For the state of California, the median price of a home in February 2005 was $471,620, according to the California Association of Realtors website. This was a 20 percent increase from the price of a home in the same month last year.

The fact that so many people have an increasing demand for houses and apartments, but so few are available, causes the prices to go up.

“There’s not much land to build on; that’s the big problem,” Fischer said. “What’s been going on for the last three years is out of this world. The prices are unbelievable. No one can afford a house.”

Even if a person already owns a house and decides to buy a new one for the same price, the property tax is so high that it doesn’t make selling worth it, Fischer said.

“People don’t want to move, so there’s not a lot for sale,” Fischer said.

Rinker agreed that a lack of supply has helped keep prices high.

“The difficulty we’ve had is there is so little new construction,” Rinker said. “We are over 1 million units short. There is land, but it’s not zoned for high density, and building is expensive.”

Fischer said that in 1990, just before the real estate market in Southern California took a turn for the worst, there were 13,000 units available for sale.

“We all thought at least it would level off in 2001, but 2003 and 2004 were crazy,” Fischer said.

“My expectation is that prices will continue to go up, but at a more moderate pace,” Rinker said. “But I don’t see prices dropping in any significant way, either.”

SRAR also predicts prices will rise at a more moderate rate in 2005, somewhere around 10 to 15 percent instead of 20 percent, which was the increase from 2004 to 2005.

Fischer, on the other hand, believes prices are likely to drop in the future.

“If we had a 30 percent drop in prices, it wouldn’t surprise me, because prices right now are way too high,” Fischer said. “It would kill the market though.”

However, there are some alternative finance options future buyers may not have previously considered.

Mortgages and financing make it possible for many people to own homes, even those with incomes lower than what CAR suggests is needed in order to buy a house.

“One of the things that has helped a lot of people buy houses in the current market is mortgages,” Rinker said. “It’s a lot easier for buyers to find what works for them.”

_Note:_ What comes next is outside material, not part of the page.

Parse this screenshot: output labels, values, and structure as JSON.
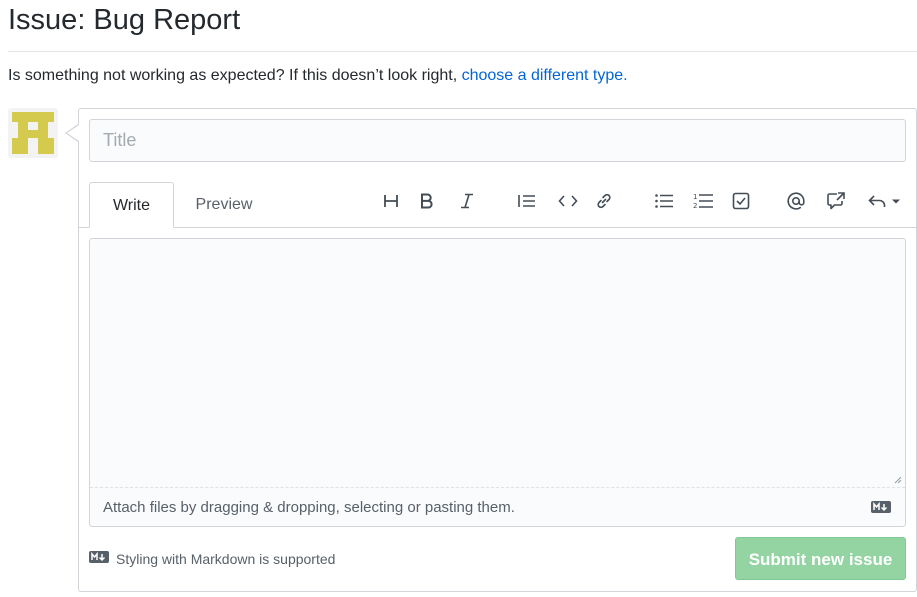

“The affordability index uses conventional financing,” said Donald Bleich, professor of real estate at CSUN. “If you use special financing, housing is more affordable.”

Other alternative options are moderate down payments of about 10 percent, rather than the standard 20 percent, adjustable rate mortgages with very low payments, and interest-only loans, Olson said.

A lease option also exists in some cases, which is financing arranged directly between the buyer and seller.

“The first step anyone should take is to contact a reputable lender and find out if they qualify, and if not, how they can qualify,” Olson said.

Regarding the fact that CAR suggests an income of over $110,000 to afford a typical house in the San Fernando Valley, Olson said it is not a strict figure.

“That should be used only as a guideline,” Olson said. “A potential buyer should meet with a lender to find out what they can qualify for with their specific financial needs.”

Rinker advised students not to take for granted the impact good credit has on a person’s ability to own a home.

“Recognize that everything you do with your finances and credit history now will affect you for seven to 10 years on your FICO score,” Rinker said.

Those credit scores impact whether someone is able to choose alternative financing, Rinker said.

“Good financial habits are like good study habits: They will last you for the rest of your life, and you should try to develop them now rather than later, because it will make a difference in the end,” Rinker said.